The poison pill dealt the American Revolution

 Money as Debt video -- a short critique:

Several colleagues and friends have pointed out a video on Google Videos entitled Money as Debt. The link is here:

This video is, in fairness, a good attempt to make sense of the problem in a manner that the average rube can relate to -- namely, an oversimplified cartoon. But it strikes me first as vastly inadequate because all it does is describe a problem without suggesting the solution. And, in fact, the "problem description" itself is inadequate -- oversimplified and at some points inaccurate. They're on the right track, but I personally would not recommend the video. The fundamental issue here is not credit itself ... or usury -- that isn't ever going to go away -- at least I don't believe so. The issue is WHO gets the vig  -- or interest.
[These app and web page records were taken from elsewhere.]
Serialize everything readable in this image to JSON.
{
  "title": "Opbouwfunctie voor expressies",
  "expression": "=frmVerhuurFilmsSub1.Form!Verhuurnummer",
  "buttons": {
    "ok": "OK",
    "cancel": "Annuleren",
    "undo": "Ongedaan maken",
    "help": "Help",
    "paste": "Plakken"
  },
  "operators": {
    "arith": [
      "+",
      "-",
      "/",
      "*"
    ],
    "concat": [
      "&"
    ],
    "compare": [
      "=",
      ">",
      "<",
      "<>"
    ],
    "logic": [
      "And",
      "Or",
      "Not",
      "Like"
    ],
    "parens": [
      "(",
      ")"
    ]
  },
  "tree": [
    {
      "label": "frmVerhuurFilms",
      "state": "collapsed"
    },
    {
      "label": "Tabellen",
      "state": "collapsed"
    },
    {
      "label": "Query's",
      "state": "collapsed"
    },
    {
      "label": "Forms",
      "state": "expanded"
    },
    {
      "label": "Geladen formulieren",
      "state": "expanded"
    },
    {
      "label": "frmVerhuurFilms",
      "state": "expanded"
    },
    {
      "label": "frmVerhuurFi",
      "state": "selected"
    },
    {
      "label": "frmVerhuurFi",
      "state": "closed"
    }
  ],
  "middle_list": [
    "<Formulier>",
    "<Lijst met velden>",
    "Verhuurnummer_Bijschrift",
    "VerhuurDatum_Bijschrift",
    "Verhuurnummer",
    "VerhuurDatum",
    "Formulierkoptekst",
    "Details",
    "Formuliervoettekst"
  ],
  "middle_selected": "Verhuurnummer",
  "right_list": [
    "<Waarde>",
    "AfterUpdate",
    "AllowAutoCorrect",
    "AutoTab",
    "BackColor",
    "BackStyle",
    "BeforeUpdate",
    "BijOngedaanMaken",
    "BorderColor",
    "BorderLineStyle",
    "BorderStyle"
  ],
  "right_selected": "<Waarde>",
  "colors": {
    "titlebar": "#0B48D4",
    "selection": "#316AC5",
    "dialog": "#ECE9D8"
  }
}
When the interest from currency creation goes into private hands, then the citizenry and the economy are constantly being bled and greed becomes the driving force --- thereby leading to extreme fractional reserve ratios, exotic credit and investment instruments and a host of ills. Take that away, put the benefit of currency creation back into the hands of the citizenry though development of education, infrastructure, research, medical care, etc. and the problem goes away. Take currency creation out of the hands of private capital, period. I would argue that is what Article I, Section 8 of the Constitution was intended to do ... but Hamilton talked the Congress into outsourcing the job -- from where I stand, that was the poison pill dealt to the American Revolution.

© Kenneth W. Burchell 2011, All Rights Reserved.

Thomas Paine: schoolmasters v priests.

"One good schoolmaster is of more use than a hundred priests."
Thomas Paine, Worship and Churchbells: A letter to Camille Jordan, 1797. 

Tuesday, August 9, 2011

Tom Paine lays out the issues then and now

"... a remarkable series of eight letters To the Citizens of the United States and Particularly to the Leaders of the Federal Faction (1802-5) ... addressed the principal political and social controversies of the (Early Federal) era: pre-emptive war; government as a profitable monopoly; curtailment of constitutional rights in the name of security; the unitary executive; abuse of political and governmental power; the privatization of national currency creation; jingoism and war-whoop mentality; conservative retrenchment in the past versus transformational radicalism; and the place of religion in the public sphere."

Kenneth Burchell, ed. Thomas Paine and America, 1776-1809 (London: Pickering & Chatto, 2009), 1:x.